Because of the challenges faced by councils, the need for effective risk-management policies and practices is now more vital than ever.

Supporting councils' long-term plans for 2021-31

Councils' LTPs are a key mechanism for communities to hold their councils to account for what the councils say they will do.

The costs, risks, and other effects of Covid-19 have been important for councils to consider as they have prepared their 2021-31 LTPs.

Councils are also turning their mind to regulatory change – most significantly, the effects of proposed three waters and resource management reforms.

We worked with Taituarā – Local Government Professionals Aotearoa (formerly known as the Society of Local Government Managers) as it prepared good practice guidance on preparing LTPs. We also worked together on the following bulletins to help elected members engage in the LTP process:

Local government procurement

In May 2020, we wrote to all council chief executives about an article we had written about local government procurement. The article asked a series of questions to help councils think about whether their procurement processes and procedures are working effectively and whether they can be improved.

The questions cover:

  • good governance for procurement;
  • planning for significant capital projects;
  • conflicts of interest;
  • emergency procurement;
  • procurement capability and capacity;
  • procurement policies and training;
  • contract management; and
  • achieving broader outcomes through procurement.

Local Authorities (Members' Interests) Act 1968

The Act was designed to help protect the integrity of local government by ensuring that local authority members cannot take advantage of their official position for personal financial gain.

The Act has the following two main rules:

  • Section 3 states that members cannot benefit from contracts with the local authority if more than $25,000 of payments are made under those contracts in any financial year. We refer to this as the contracting rule.
  • Section 6 states that members cannot participate in matters before their local authority that they have a financial interest in, other than an interest in common with the public. We refer to this as the non-participation rule.

Although the principles underlying the Act are relatively simple, the detail of these rules and the various exemptions are complex. The Act is also out of date and the rules are not always easy to apply in a modern local government context.

However, local authorities and their members need to understand the Act, because breaching its rules can lead to a criminal conviction or disqualification from office. We have produced a plain English guide to help local authorities and elected members understand their responsibilities.23

An earlier edition of this guide covered non-financial interests and predetermination. However, the Act covers only the financial interests of members. Because of this, our guidance about non-financial interests and predetermination is now in a separate guide: Managing conflicts of interest: A guide for the public sector.

That guide is intended for all public sector organisations, including local authorities. It covers other types of interests that might affect a member's ability to participate in their local authority's decision-making.

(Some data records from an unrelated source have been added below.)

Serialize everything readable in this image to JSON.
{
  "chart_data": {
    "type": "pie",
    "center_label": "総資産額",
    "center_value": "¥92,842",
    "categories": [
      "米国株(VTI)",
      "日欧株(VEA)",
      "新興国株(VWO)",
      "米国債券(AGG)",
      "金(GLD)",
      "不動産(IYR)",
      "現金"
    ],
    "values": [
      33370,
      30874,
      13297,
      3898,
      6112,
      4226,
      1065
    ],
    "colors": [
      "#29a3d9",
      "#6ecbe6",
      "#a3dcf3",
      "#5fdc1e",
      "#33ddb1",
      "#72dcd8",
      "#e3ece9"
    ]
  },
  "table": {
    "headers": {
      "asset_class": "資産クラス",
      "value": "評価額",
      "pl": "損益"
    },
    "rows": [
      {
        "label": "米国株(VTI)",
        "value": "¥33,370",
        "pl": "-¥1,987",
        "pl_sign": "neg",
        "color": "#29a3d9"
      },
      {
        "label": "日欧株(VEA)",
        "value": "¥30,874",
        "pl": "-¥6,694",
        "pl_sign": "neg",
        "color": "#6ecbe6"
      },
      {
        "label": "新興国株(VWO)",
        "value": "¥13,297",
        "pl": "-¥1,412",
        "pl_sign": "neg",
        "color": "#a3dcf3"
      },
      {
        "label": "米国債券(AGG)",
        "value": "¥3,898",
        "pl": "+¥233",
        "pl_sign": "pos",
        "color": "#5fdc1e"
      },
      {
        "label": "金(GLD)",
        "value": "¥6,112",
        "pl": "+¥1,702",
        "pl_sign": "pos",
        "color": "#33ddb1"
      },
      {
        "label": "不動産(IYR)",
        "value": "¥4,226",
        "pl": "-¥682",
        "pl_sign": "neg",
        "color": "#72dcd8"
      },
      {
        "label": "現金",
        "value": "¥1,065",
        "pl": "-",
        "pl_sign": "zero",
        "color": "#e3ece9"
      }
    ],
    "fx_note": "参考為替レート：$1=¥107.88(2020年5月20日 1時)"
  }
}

The Auditor-General has a special role under the Act. The Auditor-General can give prior approval and, in limited cases, retrospective approval for contracts that would otherwise disqualify the elected member. The Auditor-General can also give approval to a member to participate in local authority decision-making. We have a strong focus on providing guidance and assistance to help councillors and staff do the right thing rather than investigating potential breaches after the event.

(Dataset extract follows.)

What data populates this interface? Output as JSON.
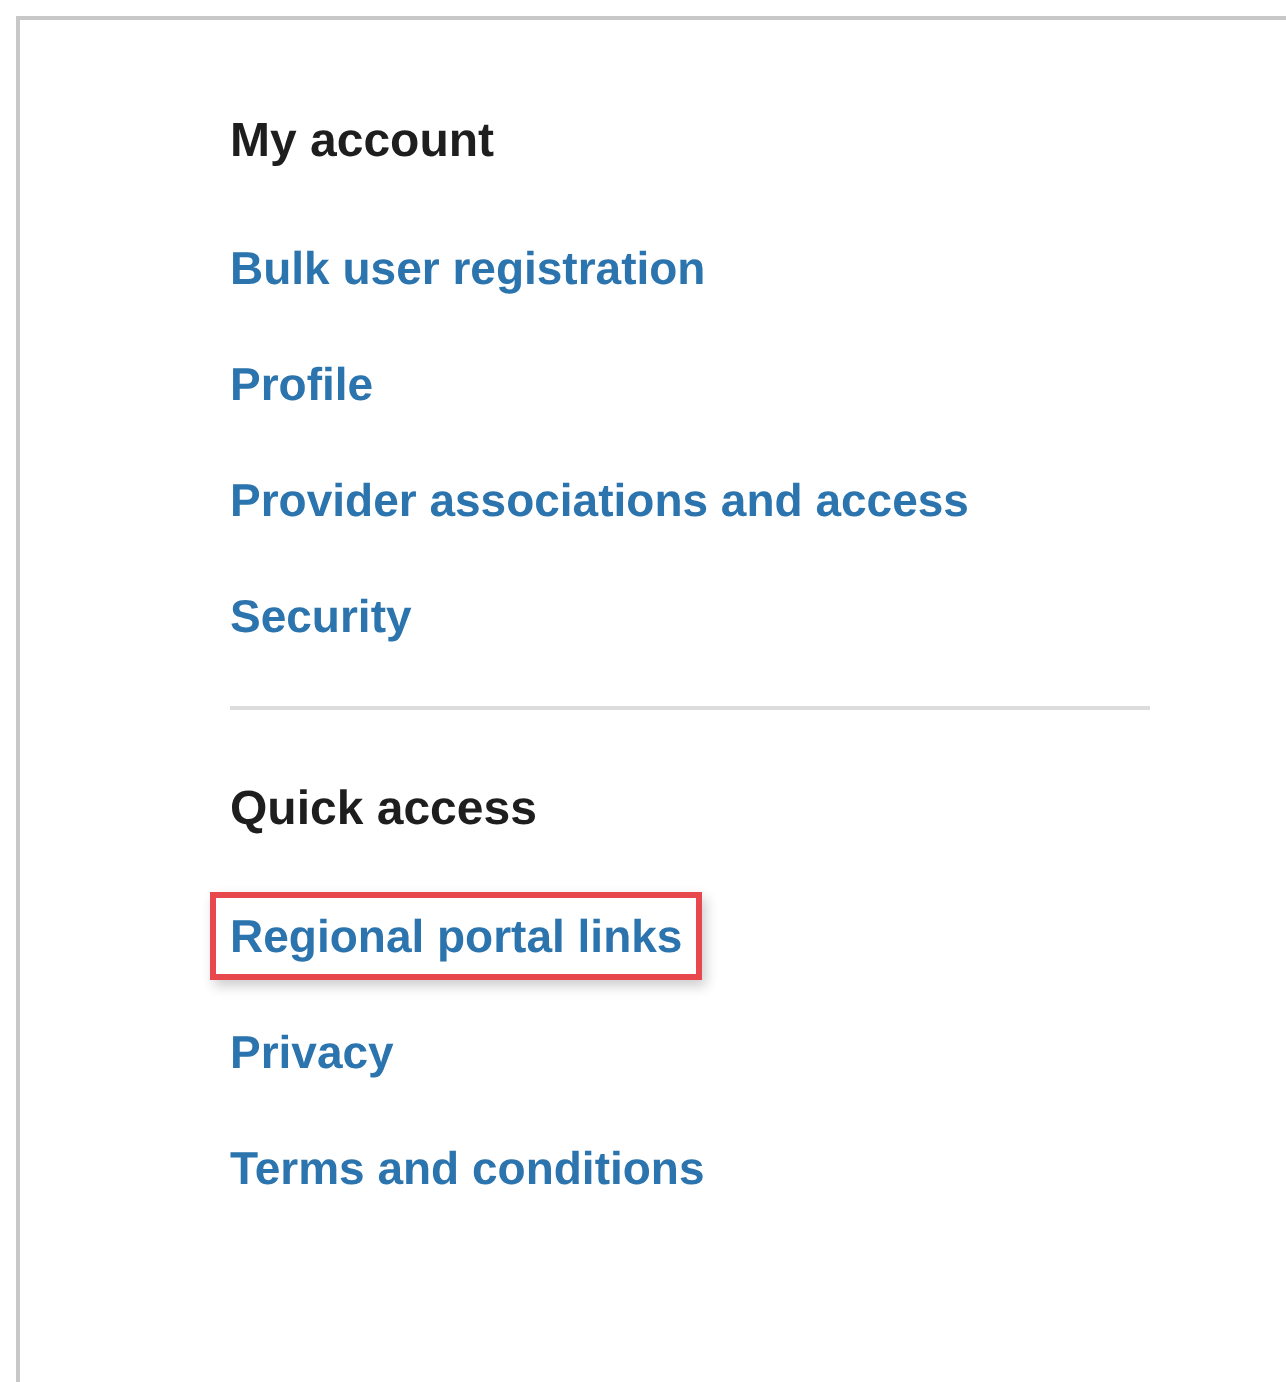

During 2019/20, we considered six requests for approval to participate in local authority decision-making (section 6 of the Act). Four of these requests were from councillors at one council (see Part 5).

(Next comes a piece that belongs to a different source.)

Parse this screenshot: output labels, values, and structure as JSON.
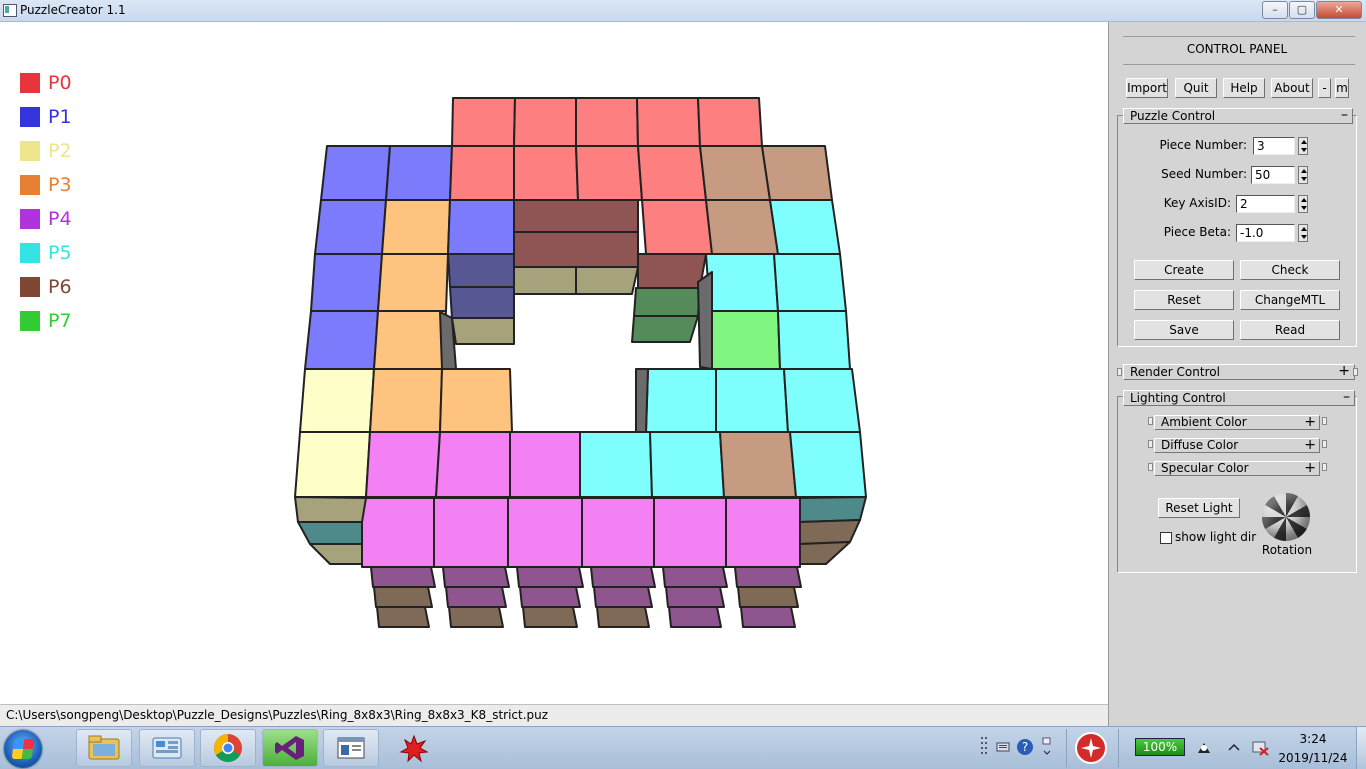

23: Office of the Auditor-General (2020), Local Authorities (Members' Interests) Act 1968: A guide for members of local authorities on managing financial conflicts of interest.